What I’ve always loved about mad scientist movies is their laboratories. Bubbling glass beakers, formalin-suspended brain specimens, eyeballs in jars. And what do scientists typically do in their laboratories? Conduct experiments in their pursuit of knowledge.
I have a mostly-written novel that I started several years ago and haven’t been able to find the time to finish it. You’re a writer so you can relate. We’re great at starting projects, not so great at finishing them. I’m about to embark on a 30-Day Challenge to finish this book. And while preparing for this challenge, I’ve been feeling lately that I need a laboratory to help me sort out my thoughts. It could be somewhere in my basement, a rented studio, or make-believe laboratories work too. Mainly, every writer needs one.
We’re all scientists in a way, and we need a place for exploration and experimentation.

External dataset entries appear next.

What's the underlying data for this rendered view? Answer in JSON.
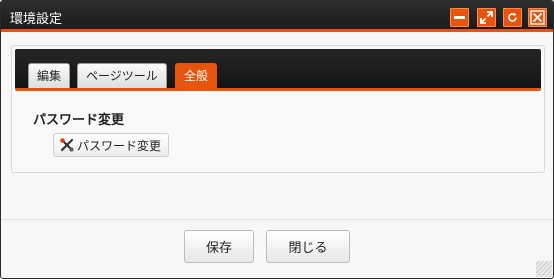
{
  "window": {
    "title": "環境設定",
    "controls": [
      "minimize-icon",
      "maximize-icon",
      "refresh-icon",
      "close-icon"
    ]
  },
  "tabs": [
    {
      "label": "編集",
      "active": false
    },
    {
      "label": "ページツール",
      "active": false
    },
    {
      "label": "全般",
      "active": true
    }
  ],
  "section": {
    "title": "パスワード変更",
    "button_label": "パスワード変更",
    "button_icon": "tools-icon"
  },
  "footer": {
    "save_label": "保存",
    "close_label": "閉じる"
  },
  "colors": {
    "accent": "#e8540e",
    "titlebar": "#1b1b1b"
  }
}
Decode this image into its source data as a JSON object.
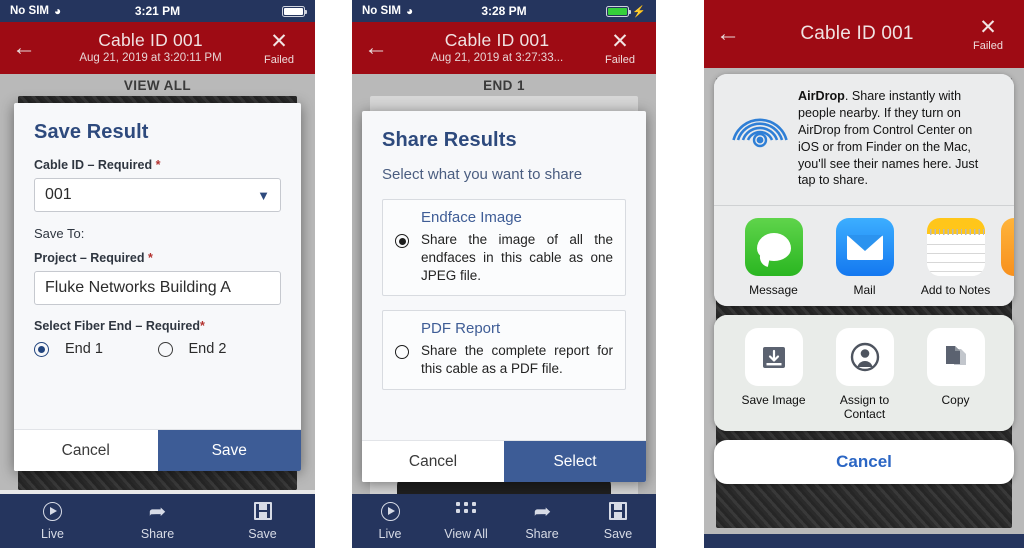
{
  "panel1": {
    "status_bar": {
      "carrier": "No SIM",
      "wifi_icon": "wifi-icon",
      "time": "3:21 PM",
      "battery_icon": "battery-full-icon"
    },
    "header": {
      "back_icon": "back-arrow-icon",
      "title": "Cable ID 001",
      "subtitle": "Aug 21, 2019 at 3:20:11 PM",
      "close_icon": "close-x-icon",
      "status_label": "Failed"
    },
    "background": {
      "section_label": "VIEW ALL"
    },
    "dialog": {
      "title": "Save Result",
      "cable_id_label": "Cable ID – Required",
      "required_mark": "*",
      "cable_id_value": "001",
      "dropdown_icon": "chevron-down-icon",
      "save_to_label": "Save To:",
      "project_label": "Project – Required",
      "project_value": "Fluke Networks Building A",
      "fiber_end_label": "Select Fiber End – Required",
      "end1_label": "End 1",
      "end2_label": "End 2",
      "selected_end": "End 1",
      "cancel_label": "Cancel",
      "confirm_label": "Save"
    },
    "toolbar": [
      {
        "label": "Live",
        "icon": "live-play-icon"
      },
      {
        "label": "Share",
        "icon": "share-arrow-icon"
      },
      {
        "label": "Save",
        "icon": "save-floppy-icon"
      }
    ]
  },
  "panel2": {
    "status_bar": {
      "carrier": "No SIM",
      "wifi_icon": "wifi-icon",
      "time": "3:28 PM",
      "battery_icon": "battery-charging-icon",
      "charging_icon": "bolt-icon"
    },
    "header": {
      "back_icon": "back-arrow-icon",
      "title": "Cable ID 001",
      "subtitle": "Aug 21, 2019 at 3:27:33...",
      "close_icon": "close-x-icon",
      "status_label": "Failed"
    },
    "background": {
      "section_label": "END 1"
    },
    "dialog": {
      "title": "Share Results",
      "subtitle": "Select what you want to share",
      "options": [
        {
          "title": "Endface Image",
          "description": "Share the image of all the endfaces in this cable as one JPEG file.",
          "selected": true
        },
        {
          "title": "PDF Report",
          "description": "Share the complete report for this cable as a PDF file.",
          "selected": false
        }
      ],
      "cancel_label": "Cancel",
      "confirm_label": "Select"
    },
    "toolbar": [
      {
        "label": "Live",
        "icon": "live-play-icon"
      },
      {
        "label": "View All",
        "icon": "grid-dots-icon"
      },
      {
        "label": "Share",
        "icon": "share-arrow-icon"
      },
      {
        "label": "Save",
        "icon": "save-floppy-icon"
      }
    ]
  },
  "panel3": {
    "header": {
      "back_icon": "back-arrow-icon",
      "title": "Cable ID 001",
      "close_icon": "close-x-icon",
      "status_label": "Failed"
    },
    "share_sheet": {
      "airdrop": {
        "icon": "airdrop-icon",
        "name": "AirDrop",
        "text": ". Share instantly with people nearby. If they turn on AirDrop from Control Center on iOS or from Finder on the Mac, you'll see their names here. Just tap to share."
      },
      "apps": [
        {
          "label": "Message",
          "icon": "messages-app-icon"
        },
        {
          "label": "Mail",
          "icon": "mail-app-icon"
        },
        {
          "label": "Add to Notes",
          "icon": "notes-app-icon"
        },
        {
          "label": "",
          "icon": "partial-app-icon"
        }
      ],
      "actions": [
        {
          "label": "Save Image",
          "icon": "save-image-icon"
        },
        {
          "label": "Assign to Contact",
          "icon": "assign-contact-icon"
        },
        {
          "label": "Copy",
          "icon": "copy-icon"
        }
      ],
      "cancel_label": "Cancel"
    }
  },
  "colors": {
    "app_red": "#9e0b14",
    "navy": "#25355e",
    "primary_blue": "#3d5c96",
    "dialog_title_blue": "#2e4a7d",
    "required_red": "#b3322f",
    "ios_blue": "#2b66c4"
  }
}
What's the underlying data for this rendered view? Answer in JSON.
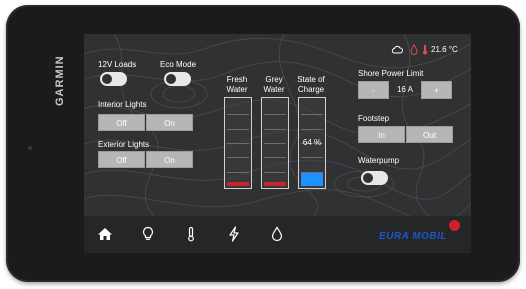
{
  "device": {
    "brand": "GARMIN"
  },
  "status_bar": {
    "temperature": "21.6 °C",
    "icons": [
      "cloud-icon",
      "water-drop-alert-icon",
      "thermometer-icon"
    ]
  },
  "controls": {
    "loads_12v": {
      "label": "12V Loads",
      "on": false
    },
    "eco_mode": {
      "label": "Eco Mode",
      "on": false
    },
    "interior_lights": {
      "label": "Interior Lights",
      "off_label": "Off",
      "on_label": "On"
    },
    "exterior_lights": {
      "label": "Exterior Lights",
      "off_label": "Off",
      "on_label": "On"
    }
  },
  "tanks": {
    "fresh_water": {
      "label_line1": "Fresh",
      "label_line2": "Water",
      "level": 0.05,
      "color": "#c8242b"
    },
    "grey_water": {
      "label_line1": "Grey",
      "label_line2": "Water",
      "level": 0.05,
      "color": "#c8242b"
    },
    "state_of_charge": {
      "label_line1": "State of",
      "label_line2": "Charge",
      "value_text": "64 %",
      "level": 0.15,
      "color": "#1e90ff"
    }
  },
  "shore_power": {
    "label": "Shore Power Limit",
    "minus": "-",
    "value": "16 A",
    "plus": "+"
  },
  "footstep": {
    "label": "Footstep",
    "in_label": "In",
    "out_label": "Out"
  },
  "waterpump": {
    "label": "Waterpump",
    "on": false
  },
  "nav": {
    "items": [
      "home-icon",
      "lightbulb-icon",
      "thermometer-icon",
      "lightning-icon",
      "water-drop-icon"
    ]
  },
  "brand_logo": {
    "text": "EURA MOBIL"
  },
  "colors": {
    "background": "#2f3133",
    "button": "#b4b6b8",
    "navbar": "#242628",
    "logo_blue": "#1e56c8",
    "logo_red": "#d21f2d"
  }
}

A place where we don’t need to keep an organized filing system, don’t need to sweep sunflower seed shells off the floor, a playroom that can be messy all the time and where we can be completely allowed to write the worst crap of our lives and have that be a viable part of our creative process.
“Throw the third switch!”
“Not the third switch, Doctor…”
Your writing lab doesn’t need good lighting or proper ergonomic chairs. You can sit on the floor and write with crayons on gigantic sketch pads. Or purple sharpies, or those China black art pencils. There are no rules in your laboratory. You can write what you want, write at two in the morning, write backwards or make everything rhyme.
And then having an office, too, is a useful arrangement, because that’s where we organize our thoughts, make logical decisions and mold the raw material into something others would want to read.
So I ask you – where do you typically write? And do you have a different place for practice and experimentation than for polishing, editing, and molding your work into final form? If you don’t yet have a writing spot, now’s a great time to start thinking about it. And if you already have a home office or designated space, think about where your writing lab would go. And don’t forget goggles!